About this exercise:
Exactly how many lines in the data below contain the string "Seller"? Give that number and nothing else.

↓↓↓

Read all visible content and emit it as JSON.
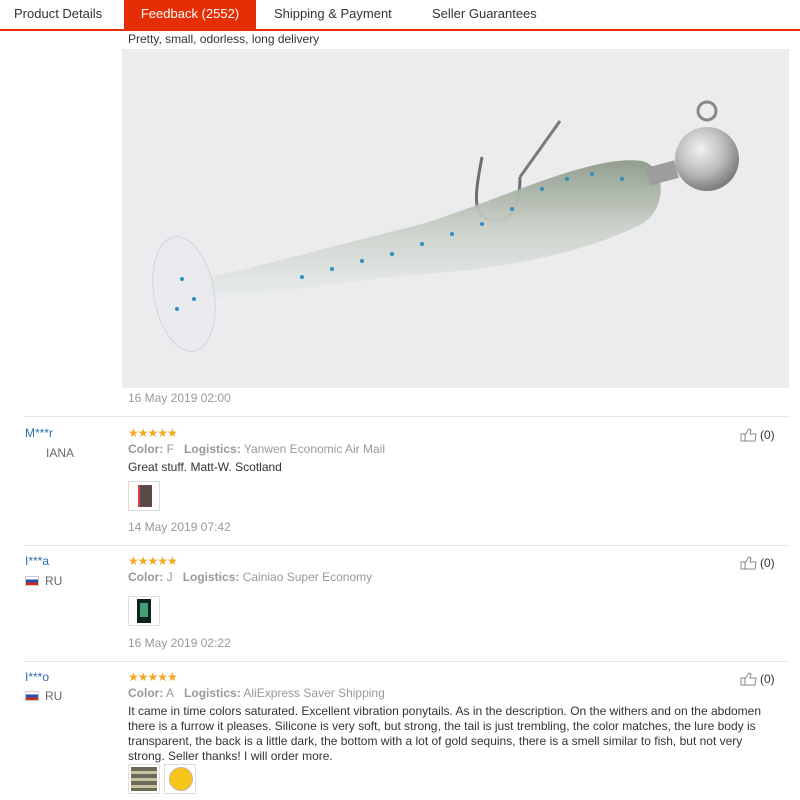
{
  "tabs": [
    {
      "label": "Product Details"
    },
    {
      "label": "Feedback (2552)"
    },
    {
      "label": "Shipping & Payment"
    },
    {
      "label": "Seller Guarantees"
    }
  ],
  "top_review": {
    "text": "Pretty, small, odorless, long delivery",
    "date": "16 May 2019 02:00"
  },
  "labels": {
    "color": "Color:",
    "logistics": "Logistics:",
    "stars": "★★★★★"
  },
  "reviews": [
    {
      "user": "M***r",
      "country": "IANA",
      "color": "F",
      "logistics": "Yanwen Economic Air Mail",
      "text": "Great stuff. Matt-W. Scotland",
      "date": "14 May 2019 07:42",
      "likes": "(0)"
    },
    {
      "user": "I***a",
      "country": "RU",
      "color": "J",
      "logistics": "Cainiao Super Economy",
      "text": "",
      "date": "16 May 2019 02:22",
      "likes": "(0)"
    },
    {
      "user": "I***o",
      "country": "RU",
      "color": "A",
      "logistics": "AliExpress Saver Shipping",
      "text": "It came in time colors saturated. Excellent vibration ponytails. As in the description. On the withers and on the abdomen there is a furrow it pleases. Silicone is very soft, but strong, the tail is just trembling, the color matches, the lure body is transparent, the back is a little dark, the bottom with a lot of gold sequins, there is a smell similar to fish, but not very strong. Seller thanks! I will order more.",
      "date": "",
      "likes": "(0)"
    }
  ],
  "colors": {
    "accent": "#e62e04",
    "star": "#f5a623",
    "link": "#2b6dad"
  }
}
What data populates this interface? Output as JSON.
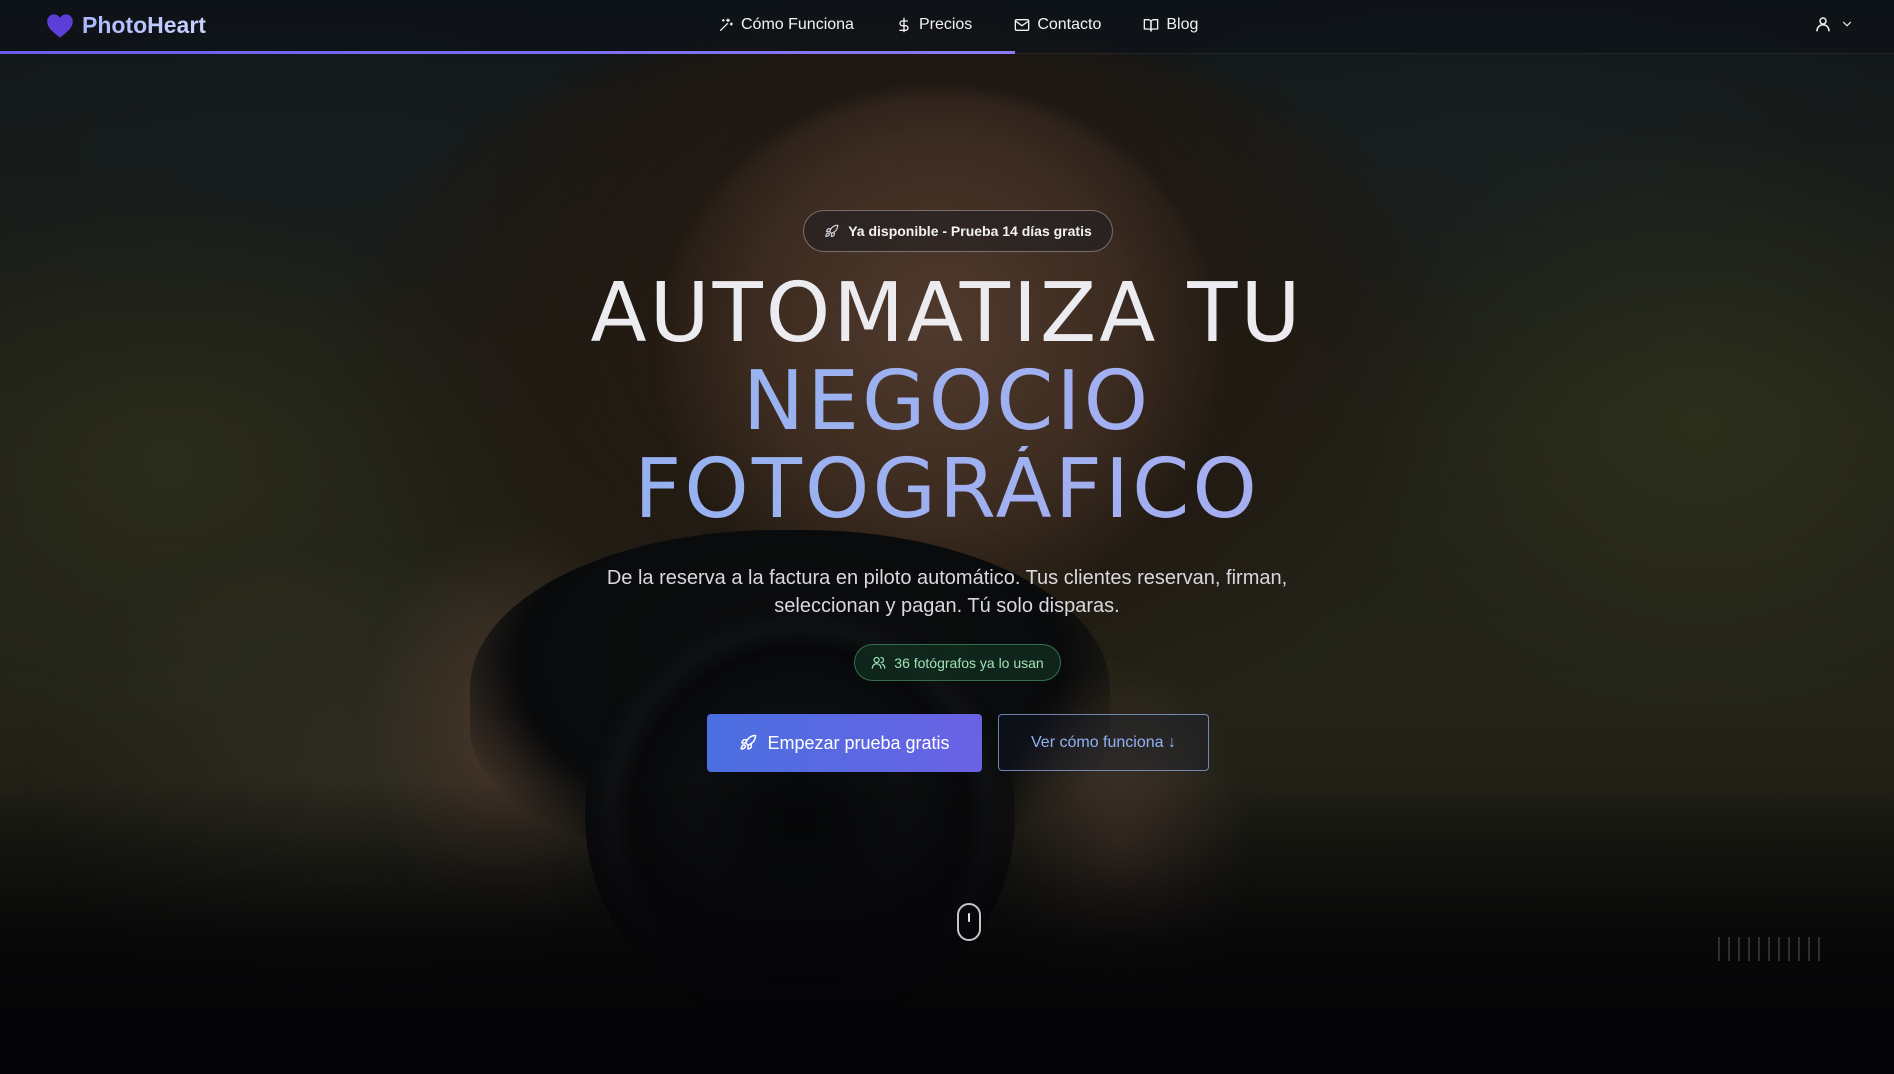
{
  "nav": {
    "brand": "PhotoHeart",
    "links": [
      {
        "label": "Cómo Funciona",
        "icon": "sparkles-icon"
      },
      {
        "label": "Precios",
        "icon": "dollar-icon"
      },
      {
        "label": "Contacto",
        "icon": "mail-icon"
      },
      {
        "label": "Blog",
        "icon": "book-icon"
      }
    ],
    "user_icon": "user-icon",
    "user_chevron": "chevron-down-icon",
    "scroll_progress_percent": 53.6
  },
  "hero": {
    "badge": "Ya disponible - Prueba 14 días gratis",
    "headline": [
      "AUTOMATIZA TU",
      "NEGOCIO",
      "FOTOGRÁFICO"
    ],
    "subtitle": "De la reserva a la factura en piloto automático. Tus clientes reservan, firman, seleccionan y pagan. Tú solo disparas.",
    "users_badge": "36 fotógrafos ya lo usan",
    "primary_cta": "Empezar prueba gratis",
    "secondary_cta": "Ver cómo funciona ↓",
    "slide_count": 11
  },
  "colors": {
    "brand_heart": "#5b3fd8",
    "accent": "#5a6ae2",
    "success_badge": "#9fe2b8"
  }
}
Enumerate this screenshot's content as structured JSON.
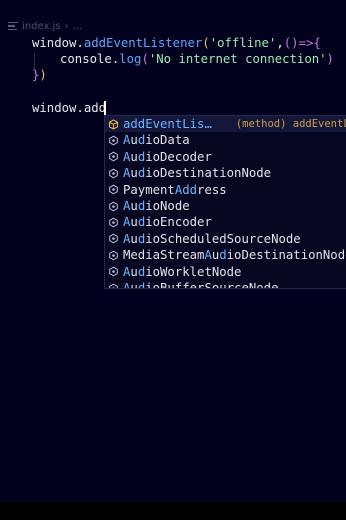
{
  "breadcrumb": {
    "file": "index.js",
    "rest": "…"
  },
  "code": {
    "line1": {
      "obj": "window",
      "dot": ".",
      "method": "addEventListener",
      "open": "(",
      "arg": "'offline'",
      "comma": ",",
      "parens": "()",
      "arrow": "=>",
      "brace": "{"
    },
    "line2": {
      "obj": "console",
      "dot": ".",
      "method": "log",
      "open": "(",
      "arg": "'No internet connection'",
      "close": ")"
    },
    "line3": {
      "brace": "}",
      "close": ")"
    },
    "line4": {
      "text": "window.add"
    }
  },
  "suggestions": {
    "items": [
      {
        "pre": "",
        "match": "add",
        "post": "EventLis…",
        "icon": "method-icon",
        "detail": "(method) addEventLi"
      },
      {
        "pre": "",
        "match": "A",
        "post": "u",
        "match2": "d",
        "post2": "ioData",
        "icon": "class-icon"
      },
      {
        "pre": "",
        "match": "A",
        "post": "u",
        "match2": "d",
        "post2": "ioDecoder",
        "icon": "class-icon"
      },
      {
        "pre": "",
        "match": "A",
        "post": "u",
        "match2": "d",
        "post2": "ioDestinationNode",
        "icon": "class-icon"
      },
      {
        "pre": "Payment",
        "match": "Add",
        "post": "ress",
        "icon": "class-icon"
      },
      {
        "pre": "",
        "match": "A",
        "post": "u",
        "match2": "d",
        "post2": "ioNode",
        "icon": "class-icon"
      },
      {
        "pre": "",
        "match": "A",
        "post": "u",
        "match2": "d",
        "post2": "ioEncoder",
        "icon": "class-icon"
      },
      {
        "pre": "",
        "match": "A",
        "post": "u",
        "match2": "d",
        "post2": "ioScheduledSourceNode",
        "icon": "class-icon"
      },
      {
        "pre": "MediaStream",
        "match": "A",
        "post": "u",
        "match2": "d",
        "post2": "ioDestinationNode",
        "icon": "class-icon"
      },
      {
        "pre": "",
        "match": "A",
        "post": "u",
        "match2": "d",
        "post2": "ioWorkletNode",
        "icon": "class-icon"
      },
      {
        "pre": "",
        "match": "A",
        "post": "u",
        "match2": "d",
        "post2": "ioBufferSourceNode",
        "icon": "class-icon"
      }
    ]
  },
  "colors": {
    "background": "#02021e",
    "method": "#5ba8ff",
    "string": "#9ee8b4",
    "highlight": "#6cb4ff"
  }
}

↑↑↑

Problem solution:
2